As a result of this ambitious effort we slashed beverage calories in schools by more than 90 percent and successfully changed the beverage landscape in schools across the country. This voluntary step by the beverage industry later helped form the basis of the beverage component of USDA’s regulations for foods and beverages sold in schools. Today, when you walk into a school, you will still see our commitment at work.
Since the School Beverage Guidelines, we’ve continued to pursue efforts to help Americans achieve balance. In fact, we’re working on our biggest initiative to-date — Balance Calories. Launched in 2014, with the Alliance for a Healthier Generation as our partner once again, we have set a goal to reduce beverage calories consumed per person nationally by 20 percent by 2025, the single-largest voluntary effort by an industry to address obesity.
To find out more about the Balance Calories Initiative, and other efforts to help provide people with choices and information, check out DeliveringChoices.org.
May 18, 2016
Science, technology, engineering, math – also known as STEM – seem to be a hot topic these days as our nation seeks to continue to stay competitive in the global workforce. Writing in code is something that correlates to some of the professions tied to STEM, but did you know it also can be a great way to keep yourself busy, or even create a secret language to communicate with your family and friends?
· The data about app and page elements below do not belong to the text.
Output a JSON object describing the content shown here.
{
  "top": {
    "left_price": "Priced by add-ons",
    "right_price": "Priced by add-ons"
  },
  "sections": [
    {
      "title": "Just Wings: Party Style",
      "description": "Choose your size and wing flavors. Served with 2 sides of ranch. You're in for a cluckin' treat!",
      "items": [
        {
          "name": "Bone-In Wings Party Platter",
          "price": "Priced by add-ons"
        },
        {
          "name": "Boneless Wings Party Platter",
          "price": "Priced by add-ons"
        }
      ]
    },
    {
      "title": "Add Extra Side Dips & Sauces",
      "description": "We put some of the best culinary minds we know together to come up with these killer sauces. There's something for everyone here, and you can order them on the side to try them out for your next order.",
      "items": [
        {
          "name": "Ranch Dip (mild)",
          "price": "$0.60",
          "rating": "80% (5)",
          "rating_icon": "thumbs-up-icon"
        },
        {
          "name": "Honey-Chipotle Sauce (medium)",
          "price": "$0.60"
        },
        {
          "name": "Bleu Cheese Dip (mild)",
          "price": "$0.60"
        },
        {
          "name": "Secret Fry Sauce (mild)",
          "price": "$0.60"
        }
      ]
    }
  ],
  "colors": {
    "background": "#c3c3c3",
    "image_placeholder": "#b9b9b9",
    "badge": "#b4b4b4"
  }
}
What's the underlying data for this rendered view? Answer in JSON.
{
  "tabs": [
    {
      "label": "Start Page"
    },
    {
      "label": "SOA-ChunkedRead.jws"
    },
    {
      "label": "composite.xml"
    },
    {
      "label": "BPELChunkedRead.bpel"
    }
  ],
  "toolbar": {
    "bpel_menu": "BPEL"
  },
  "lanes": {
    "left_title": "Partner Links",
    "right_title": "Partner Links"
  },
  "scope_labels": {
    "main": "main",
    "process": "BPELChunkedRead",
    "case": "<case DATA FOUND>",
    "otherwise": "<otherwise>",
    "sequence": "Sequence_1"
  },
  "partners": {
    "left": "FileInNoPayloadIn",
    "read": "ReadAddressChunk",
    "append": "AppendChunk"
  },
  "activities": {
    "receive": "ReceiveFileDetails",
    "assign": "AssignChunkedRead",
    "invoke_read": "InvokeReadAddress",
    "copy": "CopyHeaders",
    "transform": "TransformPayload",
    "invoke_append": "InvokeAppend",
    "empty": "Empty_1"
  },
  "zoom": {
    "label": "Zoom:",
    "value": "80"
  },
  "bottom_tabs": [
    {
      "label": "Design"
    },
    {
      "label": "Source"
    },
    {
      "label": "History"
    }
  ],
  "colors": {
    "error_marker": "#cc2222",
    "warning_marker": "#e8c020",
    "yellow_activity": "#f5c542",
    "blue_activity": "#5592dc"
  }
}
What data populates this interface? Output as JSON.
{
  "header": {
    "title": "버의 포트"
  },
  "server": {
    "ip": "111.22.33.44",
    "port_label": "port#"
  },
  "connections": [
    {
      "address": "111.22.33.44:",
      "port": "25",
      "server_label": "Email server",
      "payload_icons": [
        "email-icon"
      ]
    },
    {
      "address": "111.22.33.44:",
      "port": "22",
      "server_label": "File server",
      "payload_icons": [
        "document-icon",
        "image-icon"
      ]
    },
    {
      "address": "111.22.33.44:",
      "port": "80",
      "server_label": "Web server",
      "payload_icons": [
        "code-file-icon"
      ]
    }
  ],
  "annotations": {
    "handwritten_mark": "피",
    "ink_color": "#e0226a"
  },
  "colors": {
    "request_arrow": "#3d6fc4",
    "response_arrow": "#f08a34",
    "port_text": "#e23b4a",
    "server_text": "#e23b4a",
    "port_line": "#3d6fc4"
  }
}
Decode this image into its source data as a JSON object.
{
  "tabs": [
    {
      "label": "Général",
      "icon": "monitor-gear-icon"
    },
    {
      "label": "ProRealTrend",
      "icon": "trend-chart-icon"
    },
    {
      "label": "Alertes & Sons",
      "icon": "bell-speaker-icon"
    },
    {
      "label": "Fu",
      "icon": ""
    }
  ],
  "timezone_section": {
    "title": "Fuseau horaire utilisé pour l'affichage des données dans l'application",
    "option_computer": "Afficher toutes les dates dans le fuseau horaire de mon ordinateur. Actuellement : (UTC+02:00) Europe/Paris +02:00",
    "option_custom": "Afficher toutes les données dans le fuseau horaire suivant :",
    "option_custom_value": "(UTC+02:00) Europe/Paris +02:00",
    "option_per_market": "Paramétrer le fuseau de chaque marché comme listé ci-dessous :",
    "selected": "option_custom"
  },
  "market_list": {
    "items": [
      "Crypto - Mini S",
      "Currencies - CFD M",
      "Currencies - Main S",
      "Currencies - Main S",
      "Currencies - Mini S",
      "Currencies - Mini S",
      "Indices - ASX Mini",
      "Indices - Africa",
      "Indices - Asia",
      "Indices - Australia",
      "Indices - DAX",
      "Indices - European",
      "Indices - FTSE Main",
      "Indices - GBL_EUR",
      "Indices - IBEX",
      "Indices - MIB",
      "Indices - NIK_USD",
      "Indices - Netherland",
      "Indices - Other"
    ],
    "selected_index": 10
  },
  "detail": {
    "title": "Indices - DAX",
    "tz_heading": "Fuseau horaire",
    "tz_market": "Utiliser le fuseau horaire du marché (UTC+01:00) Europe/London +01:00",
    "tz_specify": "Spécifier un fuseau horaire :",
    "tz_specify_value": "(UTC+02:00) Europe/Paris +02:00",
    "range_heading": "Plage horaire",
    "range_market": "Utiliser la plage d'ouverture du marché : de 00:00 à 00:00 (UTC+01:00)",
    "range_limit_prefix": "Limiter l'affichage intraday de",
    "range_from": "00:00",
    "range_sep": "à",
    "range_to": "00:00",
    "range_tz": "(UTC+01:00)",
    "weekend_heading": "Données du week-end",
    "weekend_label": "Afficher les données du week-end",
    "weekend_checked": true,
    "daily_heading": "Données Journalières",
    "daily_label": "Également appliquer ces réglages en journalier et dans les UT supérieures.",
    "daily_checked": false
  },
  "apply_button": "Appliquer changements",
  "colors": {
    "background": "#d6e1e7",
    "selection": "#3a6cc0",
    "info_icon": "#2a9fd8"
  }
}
So what exactly is writing in code? Well, there are many ways to do it, but one of them requires your favorite carbonated beverages. According to a team of scientists from Weizmann Institute of Science, to write in code just takes is some nifty chemistry to create an encryption key to code and decode hidden messages. Their method, published in the journal Nature Communications, may seem complex, but it’s actually simple to use – if you have the inexpensive device that is needed. It all boils down to molecules. In the case of “soda coding,” that means measuring the wavelengths of the fluorescent molecules that beverages give off to get the code you need to decrypt a message.
For example, if your message was “open sesame,” you can encode “open” as follows:
O = 4350
P = 4650
E = 1350
N = 4050
And then you assign a wavelength of light (measured in nanometers) to each letter as follows:
O = 500nm
P = 520nm
E = 540nm
N = 560nm
May seem a little difficult, but it could be an entertaining project for the family on a rainy day! When done encoding your message, just give the numbers and the fluorescent molecule to the person you want to decode your message. You can conceal the letter by drying the molecule onto a letter. Then all the recipient needs to do is place the letter in the same brand of cola and measure the light released to decode the message. Yes, it’s a real science experiment. It may not be for the faint of heart, but it is definitely for those with a sense of curiosity about their carbonated beverage.